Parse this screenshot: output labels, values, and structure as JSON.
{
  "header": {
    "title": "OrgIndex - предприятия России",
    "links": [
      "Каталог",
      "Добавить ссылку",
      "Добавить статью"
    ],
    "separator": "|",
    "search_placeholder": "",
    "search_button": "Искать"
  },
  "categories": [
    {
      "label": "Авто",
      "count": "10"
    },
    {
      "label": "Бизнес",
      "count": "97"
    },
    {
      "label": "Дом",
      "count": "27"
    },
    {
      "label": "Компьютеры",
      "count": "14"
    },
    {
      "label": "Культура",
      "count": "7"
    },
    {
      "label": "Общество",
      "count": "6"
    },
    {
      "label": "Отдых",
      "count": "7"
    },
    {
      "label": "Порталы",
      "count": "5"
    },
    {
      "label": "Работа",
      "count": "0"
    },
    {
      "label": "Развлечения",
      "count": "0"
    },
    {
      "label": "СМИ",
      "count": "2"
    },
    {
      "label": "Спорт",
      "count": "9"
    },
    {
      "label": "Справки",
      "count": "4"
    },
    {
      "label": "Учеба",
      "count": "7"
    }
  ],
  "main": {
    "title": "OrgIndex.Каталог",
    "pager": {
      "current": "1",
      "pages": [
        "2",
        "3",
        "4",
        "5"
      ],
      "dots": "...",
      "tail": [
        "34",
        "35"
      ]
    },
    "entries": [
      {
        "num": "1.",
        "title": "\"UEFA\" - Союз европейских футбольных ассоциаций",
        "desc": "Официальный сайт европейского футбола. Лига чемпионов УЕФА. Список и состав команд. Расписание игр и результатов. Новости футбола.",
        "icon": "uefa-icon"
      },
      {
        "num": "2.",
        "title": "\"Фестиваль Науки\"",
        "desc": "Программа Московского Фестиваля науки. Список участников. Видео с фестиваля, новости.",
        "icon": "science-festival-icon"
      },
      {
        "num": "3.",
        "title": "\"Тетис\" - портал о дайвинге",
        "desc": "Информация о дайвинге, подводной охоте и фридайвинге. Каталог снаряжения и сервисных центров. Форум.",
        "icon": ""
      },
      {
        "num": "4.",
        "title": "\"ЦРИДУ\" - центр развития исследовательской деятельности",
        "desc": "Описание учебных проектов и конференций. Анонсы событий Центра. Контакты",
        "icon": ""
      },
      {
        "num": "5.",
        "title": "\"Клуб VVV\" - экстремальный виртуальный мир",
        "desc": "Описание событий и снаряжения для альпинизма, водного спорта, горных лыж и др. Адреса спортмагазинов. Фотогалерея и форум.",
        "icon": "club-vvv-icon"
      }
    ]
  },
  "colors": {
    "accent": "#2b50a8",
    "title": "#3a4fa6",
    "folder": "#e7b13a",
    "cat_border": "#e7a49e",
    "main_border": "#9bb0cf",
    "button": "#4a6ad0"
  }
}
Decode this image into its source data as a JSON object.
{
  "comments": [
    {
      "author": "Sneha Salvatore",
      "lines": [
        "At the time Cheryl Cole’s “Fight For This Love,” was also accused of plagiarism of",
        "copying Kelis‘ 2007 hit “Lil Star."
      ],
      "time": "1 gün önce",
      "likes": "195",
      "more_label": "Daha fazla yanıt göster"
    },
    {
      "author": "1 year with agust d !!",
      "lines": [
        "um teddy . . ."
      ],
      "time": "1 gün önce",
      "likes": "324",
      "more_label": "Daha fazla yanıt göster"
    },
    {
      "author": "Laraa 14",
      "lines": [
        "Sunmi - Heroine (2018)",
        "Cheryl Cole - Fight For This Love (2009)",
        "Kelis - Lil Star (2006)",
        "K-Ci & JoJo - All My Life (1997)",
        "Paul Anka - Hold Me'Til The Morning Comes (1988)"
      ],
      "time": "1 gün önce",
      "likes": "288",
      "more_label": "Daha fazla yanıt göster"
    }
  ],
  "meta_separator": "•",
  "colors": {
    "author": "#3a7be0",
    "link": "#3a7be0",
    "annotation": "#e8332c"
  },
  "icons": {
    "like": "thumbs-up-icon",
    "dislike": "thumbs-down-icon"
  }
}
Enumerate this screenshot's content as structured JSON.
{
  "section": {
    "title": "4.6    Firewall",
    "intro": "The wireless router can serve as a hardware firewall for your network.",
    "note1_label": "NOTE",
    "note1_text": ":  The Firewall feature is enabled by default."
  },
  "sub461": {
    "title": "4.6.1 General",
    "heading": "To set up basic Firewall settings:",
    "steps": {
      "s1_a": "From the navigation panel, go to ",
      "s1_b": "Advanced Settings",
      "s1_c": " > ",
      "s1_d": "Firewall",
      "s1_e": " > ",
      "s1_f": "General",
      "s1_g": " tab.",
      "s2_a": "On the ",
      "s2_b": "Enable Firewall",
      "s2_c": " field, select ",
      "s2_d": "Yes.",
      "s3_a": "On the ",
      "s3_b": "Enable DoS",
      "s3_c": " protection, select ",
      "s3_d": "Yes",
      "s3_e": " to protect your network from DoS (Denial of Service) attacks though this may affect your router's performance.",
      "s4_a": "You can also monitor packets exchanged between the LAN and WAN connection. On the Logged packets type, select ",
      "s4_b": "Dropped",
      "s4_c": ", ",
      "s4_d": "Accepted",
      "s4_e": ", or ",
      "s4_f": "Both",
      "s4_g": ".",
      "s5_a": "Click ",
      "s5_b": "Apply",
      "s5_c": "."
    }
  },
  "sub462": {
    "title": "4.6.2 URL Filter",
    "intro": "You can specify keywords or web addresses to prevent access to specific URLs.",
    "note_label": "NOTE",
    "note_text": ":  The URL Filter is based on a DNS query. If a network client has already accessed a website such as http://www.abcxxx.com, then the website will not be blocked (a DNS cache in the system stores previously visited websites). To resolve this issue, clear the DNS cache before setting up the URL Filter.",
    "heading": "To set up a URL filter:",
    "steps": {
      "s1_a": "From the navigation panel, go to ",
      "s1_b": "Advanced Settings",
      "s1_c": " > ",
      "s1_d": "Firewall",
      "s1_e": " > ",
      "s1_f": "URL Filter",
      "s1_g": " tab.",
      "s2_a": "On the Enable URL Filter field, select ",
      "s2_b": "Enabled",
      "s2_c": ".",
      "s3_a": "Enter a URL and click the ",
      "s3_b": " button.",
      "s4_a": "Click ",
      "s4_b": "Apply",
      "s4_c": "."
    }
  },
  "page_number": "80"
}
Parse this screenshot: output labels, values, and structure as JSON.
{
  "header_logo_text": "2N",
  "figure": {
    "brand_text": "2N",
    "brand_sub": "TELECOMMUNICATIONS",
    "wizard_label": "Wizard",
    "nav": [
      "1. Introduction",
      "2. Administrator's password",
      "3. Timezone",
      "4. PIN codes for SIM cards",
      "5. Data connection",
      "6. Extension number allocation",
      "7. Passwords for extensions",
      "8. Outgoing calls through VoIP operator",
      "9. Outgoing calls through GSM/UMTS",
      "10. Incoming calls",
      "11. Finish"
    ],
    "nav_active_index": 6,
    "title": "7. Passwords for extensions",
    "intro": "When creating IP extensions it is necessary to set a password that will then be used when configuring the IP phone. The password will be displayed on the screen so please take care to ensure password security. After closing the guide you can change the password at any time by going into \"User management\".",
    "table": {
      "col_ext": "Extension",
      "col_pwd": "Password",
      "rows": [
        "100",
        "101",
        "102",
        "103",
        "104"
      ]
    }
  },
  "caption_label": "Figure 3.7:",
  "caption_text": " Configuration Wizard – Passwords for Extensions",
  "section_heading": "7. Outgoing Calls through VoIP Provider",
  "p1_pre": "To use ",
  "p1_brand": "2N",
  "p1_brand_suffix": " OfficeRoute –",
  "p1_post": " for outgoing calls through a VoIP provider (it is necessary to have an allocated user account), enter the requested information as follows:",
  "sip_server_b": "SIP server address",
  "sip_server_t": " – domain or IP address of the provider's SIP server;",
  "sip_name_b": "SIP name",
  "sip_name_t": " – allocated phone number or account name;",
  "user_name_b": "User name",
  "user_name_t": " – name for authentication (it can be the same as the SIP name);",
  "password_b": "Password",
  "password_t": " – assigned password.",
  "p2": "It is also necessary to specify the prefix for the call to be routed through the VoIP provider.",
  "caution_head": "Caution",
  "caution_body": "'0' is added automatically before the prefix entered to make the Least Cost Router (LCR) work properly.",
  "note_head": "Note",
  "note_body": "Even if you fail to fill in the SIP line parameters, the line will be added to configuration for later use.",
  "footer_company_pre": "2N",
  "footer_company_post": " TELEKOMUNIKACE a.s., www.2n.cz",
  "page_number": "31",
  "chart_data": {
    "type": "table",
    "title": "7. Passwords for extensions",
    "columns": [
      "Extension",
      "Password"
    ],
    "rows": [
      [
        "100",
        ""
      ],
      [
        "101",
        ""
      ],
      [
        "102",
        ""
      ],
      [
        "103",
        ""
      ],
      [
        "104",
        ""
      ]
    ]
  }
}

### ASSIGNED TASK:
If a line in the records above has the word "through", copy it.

### RESULT OF THE TASK:
      "8. Outgoing calls through VoIP operator",
      "9. Outgoing calls through GSM/UMTS",
  "section_heading": "7. Outgoing Calls through VoIP Provider",
  "p1_post": " for outgoing calls through a VoIP provider (it is necessary to have an allocated user account), enter the requested information as follows:",
  "p2": "It is also necessary to specify the prefix for the call to be routed through the VoIP provider.",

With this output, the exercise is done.